The bed of wet pine needles cushion my stride as I race through the forest, heart thundering, breath coming in burning, almost desperate pants.
I’m safe here. The curse on my blood, wrapped by my own wand, offers me protection. I am hidden. I’m Jasmin Swan, a perfectly normal young woman. Not a psychic witch of the famed Black Swan Coven. No, not her…
I’m not fated to unlock the legend of the werewolves—a species lost to vampire’s memories, witch’s grimoires, and human’s nightmares. The Hunter, a vampire assassin so old his real name is lost in the same sepia mists of time as the wolves, does not pursue me—determined to twine our fates by turning me into his spawn. To tear me from my coven’s protection, stop me from freeing the wolves, and keep power over witches in vampire hands. No, none of that is true. I am a perfectly normal human.
That which we believe becomes our reality. That is one of the guiding principles of the coven I do not belong to and never have. My word is my wand.
A dog barks in the distance, pulling me up short. There is someone else out here.
I can barely hear over my hammering heart. Claire-Cognizance urges me to let her fly, to find the source of the sound and uncover its purpose. But I restrain her. That which seeks can also be found.
I am not physic. I do not have any Claires trying to tell me information that a normal, closed-off human, wouldn’t know.
A twig snaps behind me. I whirl around, eyes scanning the forest, darting from one dark shadow to the next. Nothing there that shouldn’t be.
Slowly, the gentle rhythms of the forest come back into focus. My breath evens out and the thudding of my heart fades. It was just a dog, probably a hiker. Claire-Sentience itches to dig into the ground and touch the heart of this land, but I grit my teeth and refuse to release her.

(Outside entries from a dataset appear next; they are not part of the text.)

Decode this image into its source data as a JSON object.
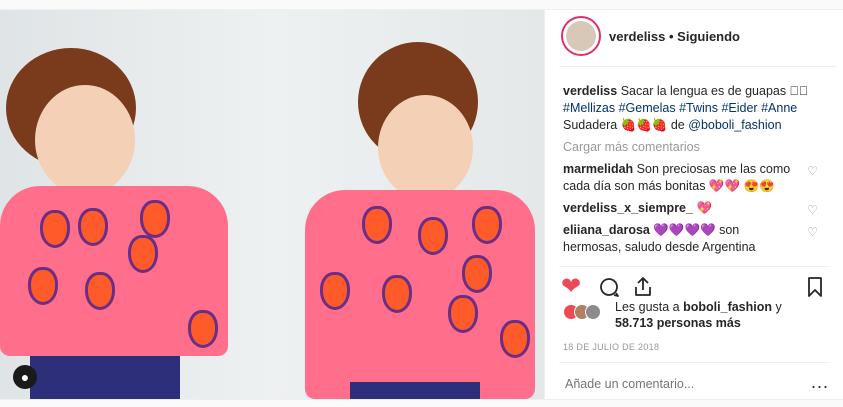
{
  "post": {
    "username": "verdeliss",
    "follow_status": "Siguiendo",
    "caption": {
      "user": "verdeliss",
      "text": "Sacar la lengua es de guapas ☐🏻",
      "tags": [
        "#Mellizas",
        "#Gemelas",
        "#Twins",
        "#Eider",
        "#Anne"
      ],
      "credit_prefix": "Sudadera 🍓🍓🍓 de",
      "credit_handle": "@boboli_fashion"
    },
    "load_more": "Cargar más comentarios",
    "comments": [
      {
        "user": "marmelidah",
        "text": "Son preciosas me las como cada día son más bonitas 💖💖 😍😍"
      },
      {
        "user": "verdeliss_x_siempre_",
        "text": "💖"
      },
      {
        "user": "eliiana_darosa",
        "text": "💜💜💜💜 son hermosas, saludo desde Argentina"
      }
    ],
    "likes": {
      "prefix": "Les gusta a",
      "user": "boboli_fashion",
      "suffix": "y",
      "count": "58.713 personas más"
    },
    "date": "18 DE JULIO DE 2018",
    "add_comment_placeholder": "Añade un comentario...",
    "more_label": "...",
    "colors": {
      "accent_red": "#ed4956",
      "link": "#003569",
      "muted": "#999999"
    },
    "icons": [
      "heart-filled-icon",
      "comment-icon",
      "share-icon",
      "bookmark-icon",
      "user-tag-icon"
    ]
  }
}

I begin to run again. The tremble in my hands and hollowness in my gut left by the bolt of fear fades with each measured step. Eight miles under my feet, the sun reaching the apex of the sky, and my rented cabin comes into view through the evergreens.
When I moved here months earlier a blanket of snow covered the small structure, clumping on the bows of the trees, and kissing the edge of the porch. As spring breaks through the winter cold my cabin is exposed. Soon the underbrush will burst back to life, the deciduous trees will bud anew, and protection will grow around the log cabin.
Well built. That’s the first thing I thought when I saw it. The thick tree trunks, stacked like Lincoln Logs, the small windows—paned and etched with frost—double glazed.
“The owner built it with his father when he was 10 or 11,” the realtor told me, clomping up the shoveled walk, her boots meeting the hem of her down jacket. “It’s rustic, no internet but there is a landline.” She looked over her shoulder at me, smiling. “The owner is our town’s most eligible bachelor—from one of the founding families, moved to New York City and made a name for himself in the art world. He’s a wealthy artist, private, but handsome as sin.” She laughed then, her eyes glittering with the thrill of a good joke woven with a thread of gossip.
I nodded at Tricia Spanner—realtor and owner of the local diner—but didn’t respond. I have no interest in bachelors, gossip, or jokes. Which makes me sound like no fun…which I am these days, I guess. But I’m alive and safe. Those two elemental priorities are at the top of my to-do list.
I’d been sitting at Tricia’s counter when I decided to live in Dawson Falls, Vermont. Nursing a cup of coffee after pushing my pancakes around on the scratched plate, I looked out onto the tiny Main Street. Quiet, safe, and isolated.
I decided that this is where I would hide. No Claires involved, just pure old-fashioned decision making. Without my physic abilities, or ritual enhanced powers, making decisions felt like shooting into the dark hoping to pin a tail on a donkey but...
It is my only chance of out-running my past, and avoiding my fated future.